What was the first great novel of the information age? It’s not a trick question exactly, but the answer depends on what you think ‘information’ is – and when its age began. There’s no reason to think the information age uniquely our own; no reason to assume – like those 20th-century avant-gardes who imagined themselves the first true moderns – that we’re the first ones on the scene. Even in 1853, an editorial in The Times could claim quite confidently that the world had entered ‘an age of information’; a hundred and sixty years later, as the flotsam of our old media sinks into a new wave of digital solvent, we’re still trying to figure out what that might have meant and what it might yet mean.

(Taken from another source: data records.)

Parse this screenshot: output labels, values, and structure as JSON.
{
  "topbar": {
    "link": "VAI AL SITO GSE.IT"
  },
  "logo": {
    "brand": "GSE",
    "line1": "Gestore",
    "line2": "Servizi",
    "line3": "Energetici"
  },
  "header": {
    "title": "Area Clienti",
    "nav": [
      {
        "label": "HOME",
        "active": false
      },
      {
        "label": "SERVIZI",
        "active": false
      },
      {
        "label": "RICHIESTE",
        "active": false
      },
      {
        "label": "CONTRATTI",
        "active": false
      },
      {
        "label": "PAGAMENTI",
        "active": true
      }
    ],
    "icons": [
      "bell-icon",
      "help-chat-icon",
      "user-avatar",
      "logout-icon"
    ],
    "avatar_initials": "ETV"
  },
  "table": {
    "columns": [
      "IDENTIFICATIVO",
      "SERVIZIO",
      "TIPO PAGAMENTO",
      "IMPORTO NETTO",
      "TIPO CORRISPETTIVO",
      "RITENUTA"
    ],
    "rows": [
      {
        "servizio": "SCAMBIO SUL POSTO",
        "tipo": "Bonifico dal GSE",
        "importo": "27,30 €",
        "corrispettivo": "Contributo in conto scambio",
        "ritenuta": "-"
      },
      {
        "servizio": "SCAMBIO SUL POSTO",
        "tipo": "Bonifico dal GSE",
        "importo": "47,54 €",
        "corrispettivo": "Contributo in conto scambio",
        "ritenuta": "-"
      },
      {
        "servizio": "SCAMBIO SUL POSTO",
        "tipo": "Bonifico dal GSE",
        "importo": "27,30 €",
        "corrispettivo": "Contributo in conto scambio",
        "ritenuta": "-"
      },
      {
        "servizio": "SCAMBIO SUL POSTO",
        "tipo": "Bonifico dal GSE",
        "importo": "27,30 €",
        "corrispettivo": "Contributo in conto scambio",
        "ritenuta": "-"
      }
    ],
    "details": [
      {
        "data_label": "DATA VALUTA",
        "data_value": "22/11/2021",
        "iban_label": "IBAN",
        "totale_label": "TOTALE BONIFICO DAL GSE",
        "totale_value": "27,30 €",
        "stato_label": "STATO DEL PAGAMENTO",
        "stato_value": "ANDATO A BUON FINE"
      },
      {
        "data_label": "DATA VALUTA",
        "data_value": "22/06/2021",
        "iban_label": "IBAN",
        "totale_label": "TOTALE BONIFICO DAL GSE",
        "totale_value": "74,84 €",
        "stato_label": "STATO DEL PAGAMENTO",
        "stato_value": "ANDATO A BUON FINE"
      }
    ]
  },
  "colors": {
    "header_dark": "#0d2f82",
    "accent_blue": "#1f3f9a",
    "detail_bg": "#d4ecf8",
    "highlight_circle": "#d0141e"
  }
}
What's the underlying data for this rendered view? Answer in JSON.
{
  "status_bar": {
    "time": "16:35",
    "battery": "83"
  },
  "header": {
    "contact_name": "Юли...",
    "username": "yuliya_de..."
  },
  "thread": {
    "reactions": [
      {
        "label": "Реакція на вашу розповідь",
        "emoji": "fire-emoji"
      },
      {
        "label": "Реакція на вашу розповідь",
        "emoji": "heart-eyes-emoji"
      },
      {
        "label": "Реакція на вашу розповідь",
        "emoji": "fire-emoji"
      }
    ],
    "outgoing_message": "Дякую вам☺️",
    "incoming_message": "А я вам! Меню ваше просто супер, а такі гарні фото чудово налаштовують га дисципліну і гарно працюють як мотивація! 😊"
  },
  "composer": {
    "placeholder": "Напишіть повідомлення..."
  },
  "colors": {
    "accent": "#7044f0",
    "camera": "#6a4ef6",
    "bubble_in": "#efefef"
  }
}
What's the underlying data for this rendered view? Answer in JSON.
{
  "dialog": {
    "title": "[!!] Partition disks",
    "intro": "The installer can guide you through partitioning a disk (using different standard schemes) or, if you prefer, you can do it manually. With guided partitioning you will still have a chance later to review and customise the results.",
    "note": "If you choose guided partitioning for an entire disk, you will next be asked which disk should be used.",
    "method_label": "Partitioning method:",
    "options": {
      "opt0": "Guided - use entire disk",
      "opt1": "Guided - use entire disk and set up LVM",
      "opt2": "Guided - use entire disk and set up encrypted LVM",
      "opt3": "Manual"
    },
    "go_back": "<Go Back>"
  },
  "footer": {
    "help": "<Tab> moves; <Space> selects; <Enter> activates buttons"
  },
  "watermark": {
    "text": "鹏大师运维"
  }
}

This situation poses a particular challenge to the novel, not least because at one time novels were the solvent. Chivalric romance and traveller’s tale, love letter and diary: all were broken down and built into a new kind of storytelling with its own forms of coherence and meaning. By redeploying